“Nonagon Infinity” – King Gizzard and the Lizard Wizard
Garage rock/psych rock artists like Thee Oh Sees and Ty Segall are typically known to be prolific with their releases. The hilariously-named Australian group King Gizzard and the Lizard Wizard are no exception to that rule, as this marks their eighth record in the six years they’ve been assembled. King Gizzard has typically delivered enthralling garage rock, garage punk, and psychedelic rock albums since their inception, although they took an artistic detour with 2015’s “Paper Mache Dream Balloon,” a completely acoustic record. They’ve revisited their roots with “Nonagon Infinity,” and have done so in a compelling way with an “infinite loop.” The songs flow together really well and the final track syncs together with the beginning track, making the title of the album quite fitting.
“Scum With Boundaries” – The ILYs:

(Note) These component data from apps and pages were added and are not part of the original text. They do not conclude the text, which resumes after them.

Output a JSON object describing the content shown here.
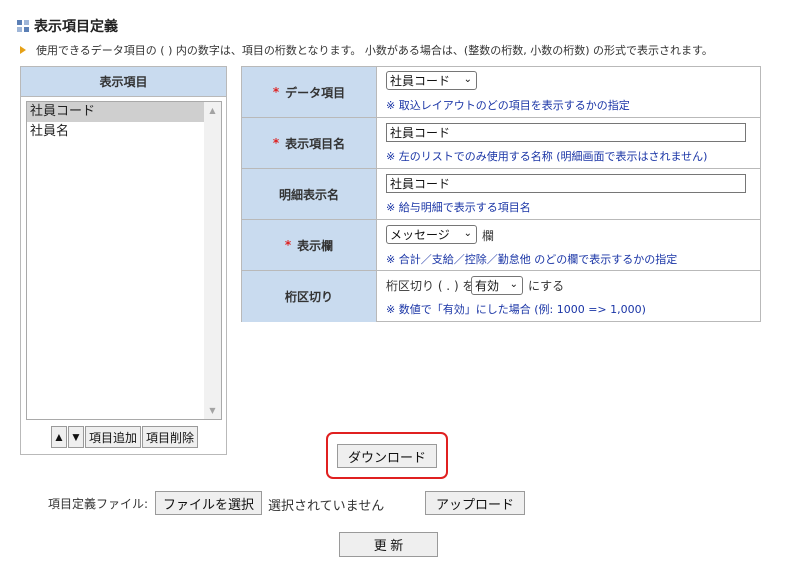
{
  "title": "表示項目定義",
  "note": "使用できるデータ項目の ( ) 内の数字は、項目の桁数となります。 小数がある場合は、(整数の桁数, 小数の桁数) の形式で表示されます。",
  "left_panel": {
    "header": "表示項目",
    "items": [
      "社員コード",
      "社員名"
    ],
    "selected_index": 0,
    "buttons": {
      "up": "▲",
      "down": "▼",
      "add": "項目追加",
      "delete": "項目削除"
    }
  },
  "rows": [
    {
      "label": "データ項目",
      "required": true,
      "select": "社員コード",
      "hint": "※ 取込レイアウトのどの項目を表示するかの指定"
    },
    {
      "label": "表示項目名",
      "required": true,
      "input": "社員コード",
      "hint": "※ 左のリストでのみ使用する名称 (明細画面で表示はされません)"
    },
    {
      "label": "明細表示名",
      "required": false,
      "input": "社員コード",
      "hint": "※ 給与明細で表示する項目名"
    },
    {
      "label": "表示欄",
      "required": true,
      "select": "メッセージ",
      "suffix": "欄",
      "hint": "※ 合計／支給／控除／勤怠他 のどの欄で表示するかの指定"
    },
    {
      "label": "桁区切り",
      "required": false,
      "prefix": "桁区切り ( . ) を",
      "select": "有効",
      "suffix": "にする",
      "hint": "※ 数値で「有効」にした場合 (例: 1000  =>  1,000)"
    }
  ],
  "required_mark": "*",
  "download_label": "ダウンロード",
  "upload": {
    "label": "項目定義ファイル:",
    "choose_file": "ファイルを選択",
    "no_file": "選択されていません",
    "upload_button": "アップロード"
  },
  "update_label": "更 新",
  "icons": {
    "title_icon": "grid-squares-icon",
    "note_icon": "triangle-right-icon",
    "select_arrow": "chevron-down-icon"
  },
  "colors": {
    "header_bg": "#c9dbef",
    "hint_text": "#1a35a6",
    "required": "#d22222",
    "download_highlight": "#e02020"
  }
}
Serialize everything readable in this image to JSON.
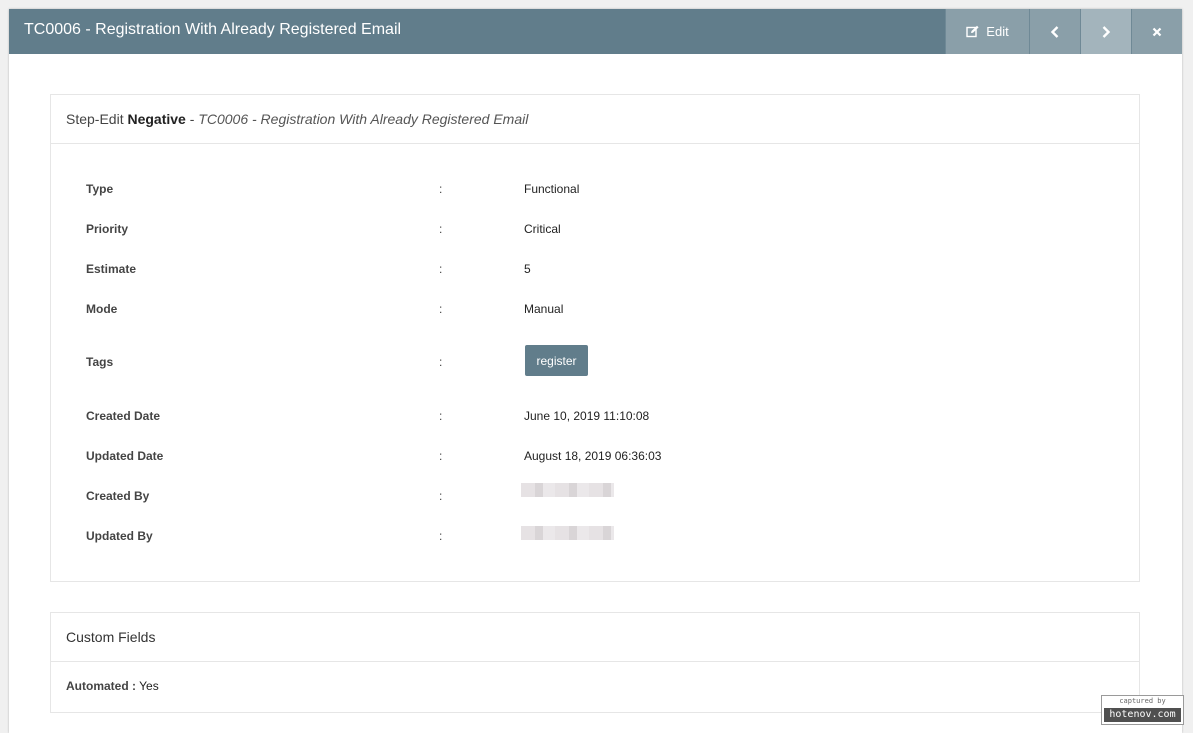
{
  "modal": {
    "title": "TC0006 - Registration With Already Registered Email",
    "actions": {
      "edit_label": "Edit"
    }
  },
  "detail_panel": {
    "heading_prefix": "Step-Edit",
    "heading_status": "Negative",
    "heading_separator": "-",
    "heading_testcase": "TC0006 - Registration With Already Registered Email",
    "colon": ":",
    "rows": {
      "type": {
        "label": "Type",
        "value": "Functional"
      },
      "priority": {
        "label": "Priority",
        "value": "Critical"
      },
      "estimate": {
        "label": "Estimate",
        "value": "5"
      },
      "mode": {
        "label": "Mode",
        "value": "Manual"
      },
      "tags": {
        "label": "Tags",
        "value": "register"
      },
      "created_date": {
        "label": "Created Date",
        "value": "June 10, 2019 11:10:08"
      },
      "updated_date": {
        "label": "Updated Date",
        "value": "August 18, 2019 06:36:03"
      },
      "created_by": {
        "label": "Created By"
      },
      "updated_by": {
        "label": "Updated By"
      }
    }
  },
  "custom_fields": {
    "heading": "Custom Fields",
    "automated_label": "Automated :",
    "automated_value": "Yes"
  },
  "watermark": {
    "line1": "captured by",
    "line2": "hotenov.com"
  },
  "colors": {
    "header_bg": "#617d8b",
    "header_button_bg": "#8a9fa9",
    "tag_bg": "#617d8b"
  }
}
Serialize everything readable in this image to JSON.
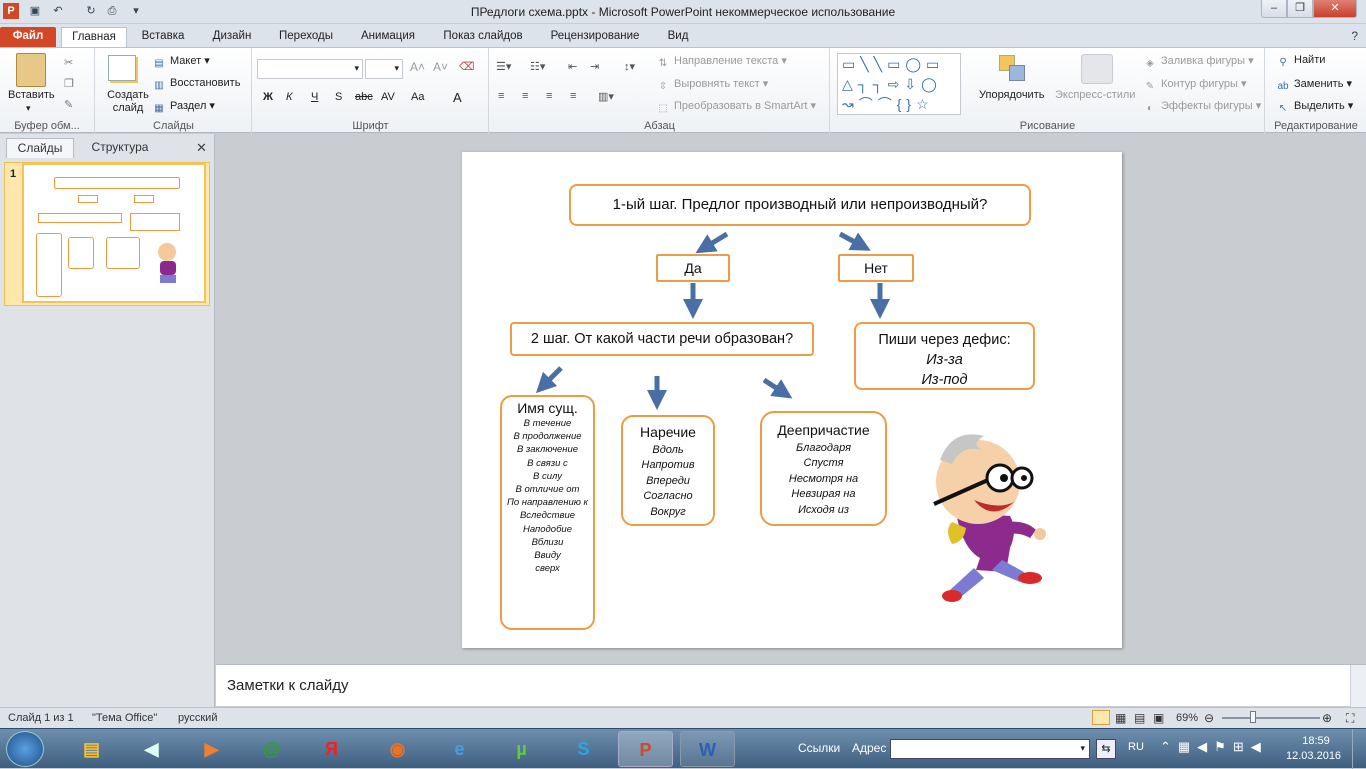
{
  "window": {
    "title": "ПРедлоги схема.pptx - Microsoft PowerPoint некоммерческое использование",
    "controls": [
      "–",
      "❐",
      "✕"
    ]
  },
  "ribbon_tabs": [
    "Файл",
    "Главная",
    "Вставка",
    "Дизайн",
    "Переходы",
    "Анимация",
    "Показ слайдов",
    "Рецензирование",
    "Вид"
  ],
  "ribbon": {
    "clipboard": {
      "paste": "Вставить",
      "label": "Буфер обм..."
    },
    "slides": {
      "create": "Создать слайд",
      "layout": "Макет",
      "reset": "Восстановить",
      "section": "Раздел",
      "label": "Слайды"
    },
    "font": {
      "label": "Шрифт",
      "bold": "Ж",
      "italic": "К",
      "underline": "Ч",
      "shadow": "S",
      "strike": "abc",
      "spacing": "AV",
      "case": "Aa",
      "color": "A"
    },
    "paragraph": {
      "label": "Абзац",
      "text_direction": "Направление текста",
      "align_text": "Выровнять текст",
      "smartart": "Преобразовать в SmartArt"
    },
    "drawing": {
      "label": "Рисование",
      "arrange": "Упорядочить",
      "quick_styles": "Экспресс-стили",
      "fill": "Заливка фигуры",
      "outline": "Контур фигуры",
      "effects": "Эффекты фигуры"
    },
    "editing": {
      "label": "Редактирование",
      "find": "Найти",
      "replace": "Заменить",
      "select": "Выделить"
    }
  },
  "left_pane": {
    "tab_slides": "Слайды",
    "tab_outline": "Структура",
    "slide_number": "1"
  },
  "slide": {
    "step1": "1-ый шаг. Предлог производный или непроизводный?",
    "yes": "Да",
    "no": "Нет",
    "step2": "2 шаг. От какой части речи образован?",
    "hyphen_title": "Пиши через дефис:",
    "hyphen_items": [
      "Из-за",
      "Из-под"
    ],
    "noun_title": "Имя сущ.",
    "noun_items": [
      "В течение",
      "В продолжение",
      "В заключение",
      "В связи с",
      "В силу",
      "В отличие от",
      "По направлению к",
      "Вследствие",
      "Наподобие",
      "Вблизи",
      "Ввиду",
      "сверх"
    ],
    "adverb_title": "Наречие",
    "adverb_items": [
      "Вдоль",
      "Напротив",
      "Впереди",
      "Согласно",
      "Вокруг"
    ],
    "gerund_title": "Деепричастие",
    "gerund_items": [
      "Благодаря",
      "Спустя",
      "Несмотря на",
      "Невзирая на",
      "Исходя из"
    ]
  },
  "notes": {
    "placeholder": "Заметки к слайду"
  },
  "status": {
    "slide": "Слайд 1 из 1",
    "theme": "\"Тема Office\"",
    "lang": "русский",
    "zoom": "69%"
  },
  "taskbar": {
    "links": "Ссылки",
    "address": "Адрес",
    "lang": "RU",
    "time": "18:59",
    "date": "12.03.2016"
  }
}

Both drummer Zach Hill and producer Andy Morin (Flatlander) have established themselves as noise rock and experimental hip hop maestros with their input as a part of Death Grips, a band also featured on my list. Even without the sweat-soaked vocals of MC Ride, these two have pulled together an underrated experimental rock/garage rock record spanning about 38 minutes in length. A track like “Doing Things That Artists Do” wields incredibly simple writing that manages to be hypnotic and intriguing. The abrasive and, at times, silly aspects of the album are incredibly familiar, reminding fans of what makes Death Grips a formidable force in hip hop.
“Sleep Cycle” – Deakin:
For 13 years, passionate fans of the psychedelic pop/freak folk outfit Animal Collective have been patiently awaiting a solo project from band member Josh Dibbs, better known as his moniker Deakin. Although “Sleep Cycle” ends a bit abruptly, with a mere six songs on the track listing, the material presented here is more than satisfactory. Dabbling in psychedelic folk, Deakin creates imaginative instrumentals and utilizes the same hypnotic and dreamy repetition found consistently in Animal Collective’s discography. Although he lacks the distinctive vocal performances of his fellow band members Dave Portner (Avey Tare) and Noah Lennox (Panda Bear), Josh Dibbs’ charismatic melodies are more than enough to carry this record through 33 minutes. “Sleep Cycle” fits in quite nicely with other ingenious solo albums in this collective, such as “Person Pitch” by Panda Bear, as well as “Down There” by Avey Tare.